Why Do Children Become Attached to Security Blankets?
Many parents of young children have experience with the importance of a security blanket. A child becomes attached to a particular blanket and might wish to bring it along with him everywhere he goes. Alternatively, he might need it to sleep every night. Psychologists have long studied the attachment that children develop to security blankets.
A security blanket is used to curb anxiety in a child. According to Psychology Today, children with security blankets are more likely to adjust to a stressful situation. The security blanket serves as a proxy when the child is away from her parents, particularly when she goes to bed at night.
A security blanket provides both comfort and a secure feeling to a child. His attachment with the blanket provides a stable feeling in a potentially unstable environment. Security blankets prove especially helpful in new situations in which the child longs for something familiar. Research indicates that no long-term harmful effects occur from a child having a security blanket.

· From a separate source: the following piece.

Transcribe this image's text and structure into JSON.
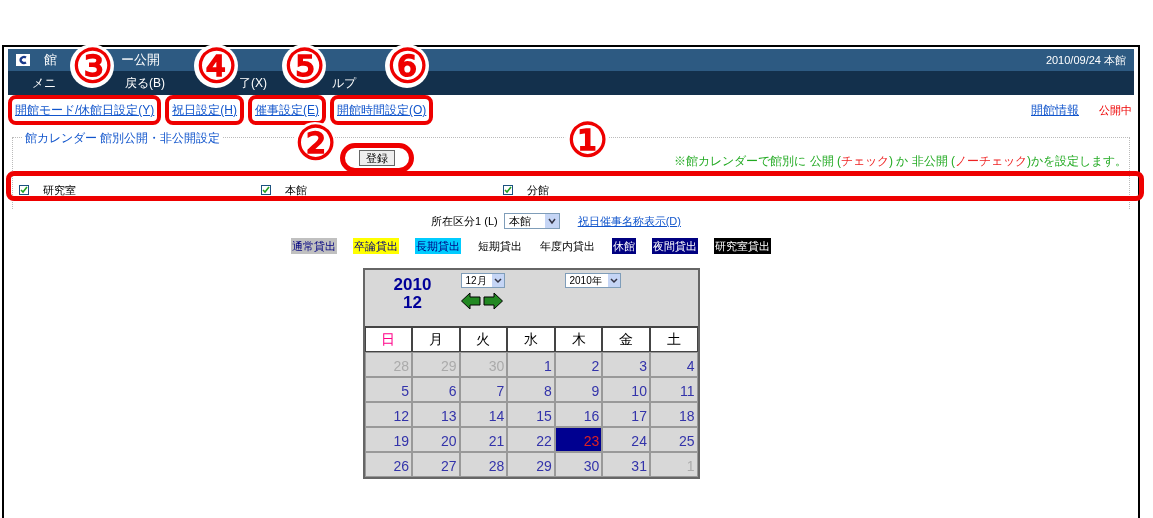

Other objects besides a security blanket can feel just as important to a child. Additional attachment items include favorite toys, stuffed animals or pacifiers. The attachment can happen naturally or might occur as a result of encouragement from the child's parents. In some cases, a child will show no affinity toward a security object.
A common misconception is that there is a correlation between a child's attachment to her mother and the need for a security blanket. A study of 74 toddlers conducted by the American Psychological Association shows that attachment to the child's mother and attachment to a security blanket are unrelated.
If a child has a security blanket, it is important to practice good hygiene. Make sure it is washed regularly to keep it clean. Also, your child might need to leave the security blanket at home when he goes to day care or preschool. A teacher might be concerned that the child will become too territorial over the object.